She performed benefits for charitable causes, including events for orphans, youths and the disabled. When her career tapered off in the late 1950s, she turned to running hundreds of fund-raising affairs. Among her favorite causes were the Salvation Army and research into heart disease and cerebral palsy, a condition that afflicted her daughter. On June 6, 1928, Pickens married Russell A. Clark, she became a noted figure at balls and other society events in New York City, Long Island and Newport. After her career peaked she was married twice to prominent businessmen. First was William C. Langley, a Wall Street broker. After he died, she married Walter Hoving, who had owned Bonwit Teller. In 1972 she ran as the Republican-Conservative challenger to United States Representative Edward I. Koch in the Silk Stocking district on the East Side of Manhattan. Pickens painted. Flowers were roses in particular, she sold dozens of paintings for charity. She was 84 years old when she died of heart failure in Newport, Rhode Island, on February 21, 1992.

She had a home on Park Avenue in Manhattan. An early marriage to Russell Clark ended in divorce, she was survived by her daughter, Marcella Clark McCormack of Newport and Manhattan, a sister, Patti Shreve of Bethlehem, Pennsylvania.
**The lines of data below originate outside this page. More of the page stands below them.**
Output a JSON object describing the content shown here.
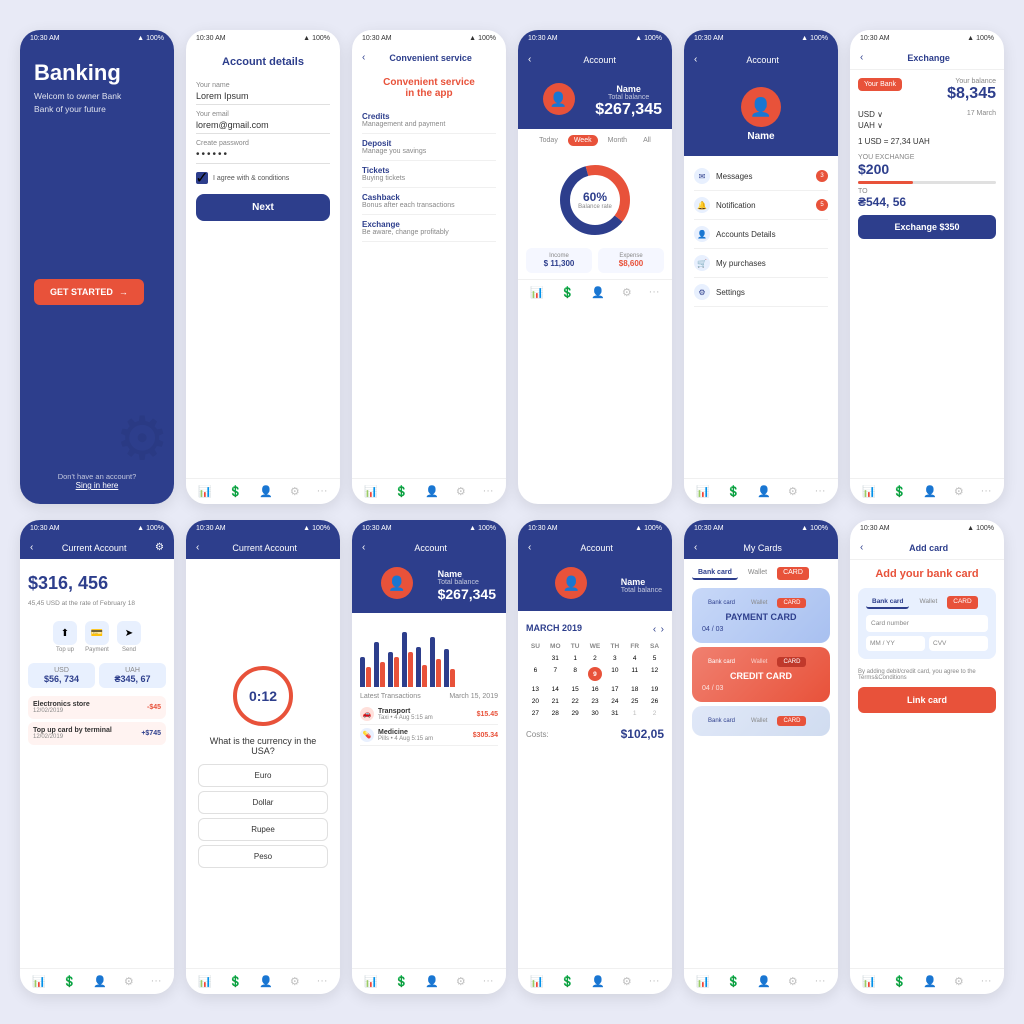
{
  "page": {
    "bg": "#e8eaf6"
  },
  "phones": {
    "banking": {
      "title": "Banking",
      "subtitle1": "Welcom to owner Bank",
      "subtitle2": "Bank of your future",
      "cta": "GET STARTED",
      "signin_prompt": "Don't have an account?",
      "signin_link": "Sing in here",
      "status_time": "10:30 AM",
      "status_battery": "100%"
    },
    "account_details": {
      "header_title": "Account details",
      "name_label": "Your name",
      "name_value": "Lorem Ipsum",
      "email_label": "Your email",
      "email_value": "lorem@gmail.com",
      "password_label": "Create password",
      "checkbox_label": "I agree with & conditions",
      "next_btn": "Next",
      "status_time": "10:30 AM"
    },
    "convenient": {
      "header_title": "Convenient service",
      "hero_title": "Convenient service",
      "hero_subtitle": "in the app",
      "services": [
        {
          "name": "Credits",
          "desc": "Management and payment"
        },
        {
          "name": "Deposit",
          "desc": "Manage you savings"
        },
        {
          "name": "Tickets",
          "desc": "Buying tickets"
        },
        {
          "name": "Cashback",
          "desc": "Bonus after each transactions"
        },
        {
          "name": "Exchange",
          "desc": "Be aware, change profitably"
        }
      ]
    },
    "account_week": {
      "header_title": "Account",
      "name": "Name",
      "balance_label": "Total balance",
      "balance": "$267,345",
      "tabs": [
        "Today",
        "Week",
        "Month",
        "All"
      ],
      "active_tab": "Week",
      "donut_pct": "60%",
      "donut_label": "Balance rate",
      "income_label": "Income",
      "income_value": "$ 11,300",
      "expense_label": "Expense",
      "expense_value": "$8,600"
    },
    "account_menu": {
      "header_title": "Account",
      "name": "Name",
      "menu_items": [
        {
          "icon": "✉",
          "text": "Messages",
          "badge": "3"
        },
        {
          "icon": "🔔",
          "text": "Notification",
          "badge": "5"
        },
        {
          "icon": "👤",
          "text": "Accounts Details",
          "badge": ""
        },
        {
          "icon": "🛒",
          "text": "My purchases",
          "badge": ""
        },
        {
          "icon": "⚙",
          "text": "Settings",
          "badge": ""
        }
      ]
    },
    "exchange": {
      "header_title": "Exchange",
      "bank_label": "Your Bank",
      "balance_label": "Your balance",
      "balance": "$8,345",
      "currency1": "USD ∨",
      "currency2": "UAH ∨",
      "date": "17 March",
      "rate": "1 USD = 27,34 UAH",
      "you_exchange_label": "YOU EXCHANGE",
      "you_exchange_amount": "$200",
      "to_label": "TO",
      "to_amount": "₴544, 56",
      "exchange_btn": "Exchange $350"
    },
    "current_account": {
      "header_title": "Current Account",
      "balance": "$316, 456",
      "rate_info": "45,45 USD at the rate of February 18",
      "actions": [
        "Top up",
        "Payment",
        "Send"
      ],
      "currencies": [
        {
          "name": "USD",
          "value": "$56, 734"
        },
        {
          "name": "UAH",
          "value": "₴345, 67"
        }
      ],
      "transactions": [
        {
          "name": "Electronics store",
          "date": "12/02/2019",
          "amount": "-$45"
        },
        {
          "name": "Top up card by terminal",
          "date": "12/02/2019",
          "amount": "+$745"
        }
      ]
    },
    "quiz": {
      "header_title": "Current Account",
      "timer": "0:12",
      "question": "What is the currency in the USA?",
      "options": [
        "Euro",
        "Dollar",
        "Rupee",
        "Peso"
      ]
    },
    "account_chart": {
      "header_title": "Account",
      "name": "Name",
      "balance_label": "Total balance",
      "balance": "$267,345",
      "chart_label": "Latest Transactions",
      "chart_date": "March 15, 2019",
      "transactions": [
        {
          "icon": "🚗",
          "name": "Transport",
          "sub": "Taxi",
          "date": "4 Aug 5:15 am",
          "amount": "$15.45"
        },
        {
          "icon": "💊",
          "name": "Medicine",
          "sub": "Pills",
          "date": "4 Aug 5:15 am",
          "amount": "$305.34"
        }
      ]
    },
    "calendar": {
      "header_title": "Account",
      "name": "Name",
      "balance_label": "Total balance",
      "month": "MARCH 2019",
      "day_headers": [
        "SU",
        "MO",
        "TU",
        "WE",
        "TH",
        "FR",
        "SA"
      ],
      "days_row1": [
        "",
        "31",
        "1",
        "2",
        "3",
        "4",
        "5"
      ],
      "days_row2": [
        "6",
        "7",
        "8",
        "9",
        "10",
        "11",
        "12"
      ],
      "days_row3": [
        "13",
        "14",
        "15",
        "16",
        "17",
        "18",
        "19"
      ],
      "days_row4": [
        "20",
        "21",
        "22",
        "23",
        "24",
        "25",
        "26"
      ],
      "days_row5": [
        "27",
        "28",
        "29",
        "30",
        "31",
        "1",
        "2"
      ],
      "today": "9",
      "costs_label": "Costs:",
      "costs_value": "$102,05"
    },
    "my_cards": {
      "header_title": "My Cards",
      "tabs": [
        "Bank card",
        "Wallet",
        "CARD"
      ],
      "cards": [
        {
          "type": "PAYMENT CARD",
          "date": "04 / 03",
          "color": "blue"
        },
        {
          "type": "CREDIT CARD",
          "date": "04 / 03",
          "color": "red"
        },
        {
          "type": "",
          "date": "",
          "color": "gray"
        }
      ]
    },
    "add_card": {
      "header_title": "Add card",
      "title": "Add your bank card",
      "tabs": [
        "Bank card",
        "Wallet",
        "CARD"
      ],
      "card_number_label": "Card number",
      "mm_label": "MM / YY",
      "cvv_label": "CVV",
      "terms": "By adding debit/credit card, you agree to the Terms&Conditions",
      "link_btn": "Link card"
    }
  },
  "nav": {
    "icons": [
      "📊",
      "💲",
      "👤",
      "⚙",
      "···"
    ]
  },
  "status": {
    "time": "10:30 AM",
    "battery": "100%",
    "wifi": "WiFi",
    "signal": "▲▲▲"
  }
}
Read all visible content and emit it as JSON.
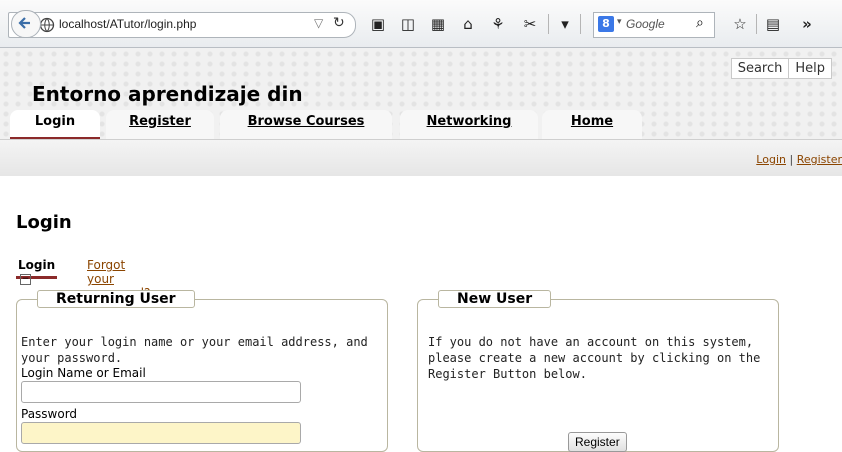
{
  "browser": {
    "url": "localhost/ATutor/login.php",
    "search_placeholder": "Google",
    "icons": [
      "back-icon",
      "globe-icon",
      "dropdown-icon",
      "reload-icon",
      "reader-icon",
      "sidebar-icon",
      "apps-icon",
      "home-icon",
      "share-icon",
      "bookmark-icon",
      "google-search-icon",
      "search-icon",
      "star-icon",
      "clipboard-icon",
      "overflow-icon"
    ]
  },
  "site": {
    "title": "Entorno aprendizaje din",
    "toplinks": {
      "search": "Search",
      "help": "Help"
    },
    "tabs": [
      {
        "label": "Login",
        "active": true
      },
      {
        "label": "Register"
      },
      {
        "label": "Browse Courses"
      },
      {
        "label": "Networking"
      },
      {
        "label": "Home"
      }
    ],
    "sublinks": {
      "login": "Login",
      "sep": "|",
      "register": "Register"
    }
  },
  "page": {
    "title": "Login",
    "subtabs": {
      "login": "Login",
      "toggle": "−",
      "forgot": "Forgot your password?"
    },
    "returning": {
      "legend": "Returning User",
      "intro": "Enter your login name or your email address, and your password.",
      "login_label": "Login Name or Email",
      "login_value": "",
      "password_label": "Password",
      "password_value": ""
    },
    "newuser": {
      "legend": "New User",
      "text": "If you do not have an account on this system, please create a new account by clicking on the Register Button below.",
      "button": "Register"
    }
  },
  "colors": {
    "tab_accent": "#8b2a2a",
    "link": "#8b4500",
    "password_bg": "#fdf5c8"
  }
}
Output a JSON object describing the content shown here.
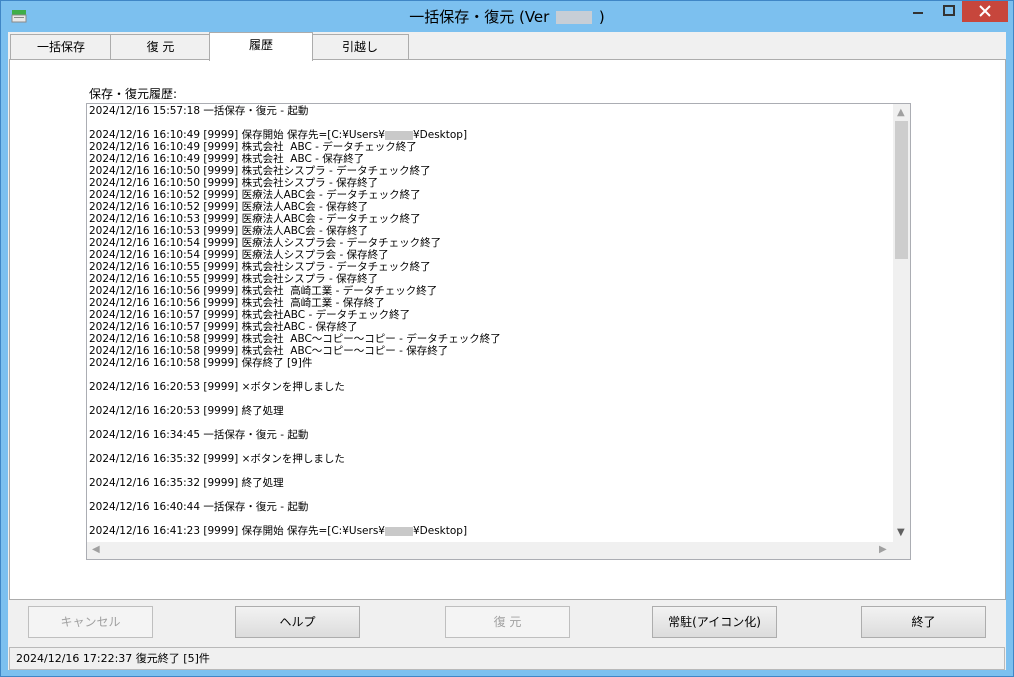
{
  "window": {
    "title_prefix": "一括保存・復元 (Ver",
    "title_suffix": ")"
  },
  "tabs": [
    {
      "label": "一括保存"
    },
    {
      "label": "復 元"
    },
    {
      "label": "履歴"
    },
    {
      "label": "引越し"
    }
  ],
  "history": {
    "label": "保存・復元履歴:",
    "log": [
      "2024/12/16 15:57:18 一括保存・復元 - 起動",
      "",
      "2024/12/16 16:10:49 [9999] 保存開始 保存先=[C:¥Users¥@@¥Desktop]",
      "2024/12/16 16:10:49 [9999] 株式会社  ABC - データチェック終了",
      "2024/12/16 16:10:49 [9999] 株式会社  ABC - 保存終了",
      "2024/12/16 16:10:50 [9999] 株式会社シスプラ - データチェック終了",
      "2024/12/16 16:10:50 [9999] 株式会社シスプラ - 保存終了",
      "2024/12/16 16:10:52 [9999] 医療法人ABC会 - データチェック終了",
      "2024/12/16 16:10:52 [9999] 医療法人ABC会 - 保存終了",
      "2024/12/16 16:10:53 [9999] 医療法人ABC会 - データチェック終了",
      "2024/12/16 16:10:53 [9999] 医療法人ABC会 - 保存終了",
      "2024/12/16 16:10:54 [9999] 医療法人シスプラ会 - データチェック終了",
      "2024/12/16 16:10:54 [9999] 医療法人シスプラ会 - 保存終了",
      "2024/12/16 16:10:55 [9999] 株式会社シスプラ - データチェック終了",
      "2024/12/16 16:10:55 [9999] 株式会社シスプラ - 保存終了",
      "2024/12/16 16:10:56 [9999] 株式会社  高崎工業 - データチェック終了",
      "2024/12/16 16:10:56 [9999] 株式会社  高崎工業 - 保存終了",
      "2024/12/16 16:10:57 [9999] 株式会社ABC - データチェック終了",
      "2024/12/16 16:10:57 [9999] 株式会社ABC - 保存終了",
      "2024/12/16 16:10:58 [9999] 株式会社  ABC～コピー～コピー - データチェック終了",
      "2024/12/16 16:10:58 [9999] 株式会社  ABC～コピー～コピー - 保存終了",
      "2024/12/16 16:10:58 [9999] 保存終了 [9]件",
      "",
      "2024/12/16 16:20:53 [9999] ×ボタンを押しました",
      "",
      "2024/12/16 16:20:53 [9999] 終了処理",
      "",
      "2024/12/16 16:34:45 一括保存・復元 - 起動",
      "",
      "2024/12/16 16:35:32 [9999] ×ボタンを押しました",
      "",
      "2024/12/16 16:35:32 [9999] 終了処理",
      "",
      "2024/12/16 16:40:44 一括保存・復元 - 起動",
      "",
      "2024/12/16 16:41:23 [9999] 保存開始 保存先=[C:¥Users¥@@¥Desktop]"
    ]
  },
  "buttons": {
    "cancel": "キャンセル",
    "help": "ヘルプ",
    "restore": "復 元",
    "resident": "常駐(アイコン化)",
    "exit": "終了"
  },
  "status": {
    "text": "2024/12/16 17:22:37 復元終了 [5]件"
  }
}
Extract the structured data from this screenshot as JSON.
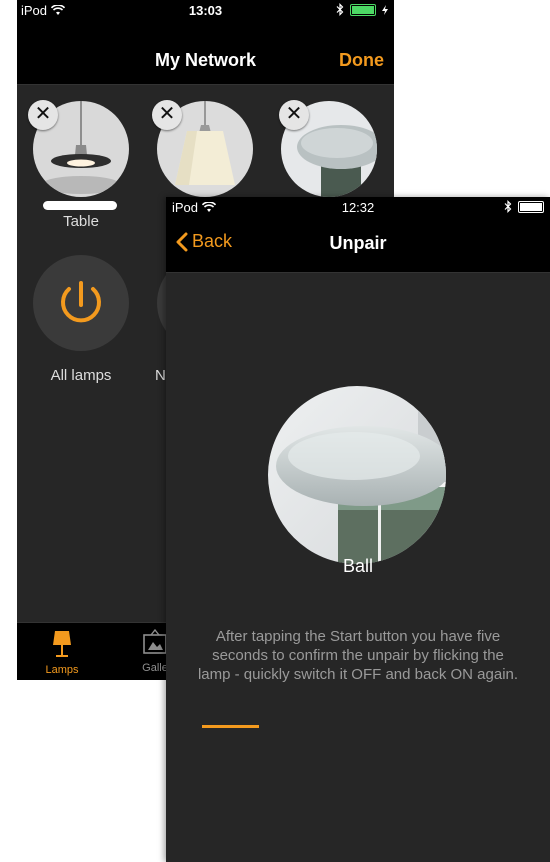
{
  "back_screen": {
    "status": {
      "carrier": "iPod",
      "time": "13:03"
    },
    "nav": {
      "title": "My Network",
      "done_label": "Done"
    },
    "lamps": [
      {
        "label": "Table"
      }
    ],
    "groups": [
      {
        "label": "All lamps"
      },
      {
        "label": "N"
      }
    ],
    "tabs": [
      {
        "label": "Lamps"
      },
      {
        "label": "Galle"
      }
    ]
  },
  "front_screen": {
    "status": {
      "carrier": "iPod",
      "time": "12:32"
    },
    "nav": {
      "back_label": "Back",
      "title": "Unpair"
    },
    "lamp_name": "Ball",
    "instructions": "After tapping the Start button you have five seconds to confirm the unpair by flicking the lamp - quickly switch it OFF and back ON again.",
    "progress": 0.15
  },
  "colors": {
    "accent": "#f39a1e",
    "background": "#262626",
    "bar": "#000000"
  }
}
The Jane Pickens Theater, a one-screen arthouse cinema, the only remaining movie theater in Newport, was renamed after her in 1974. Pickens and her sister Patti performed at the dedication ceremony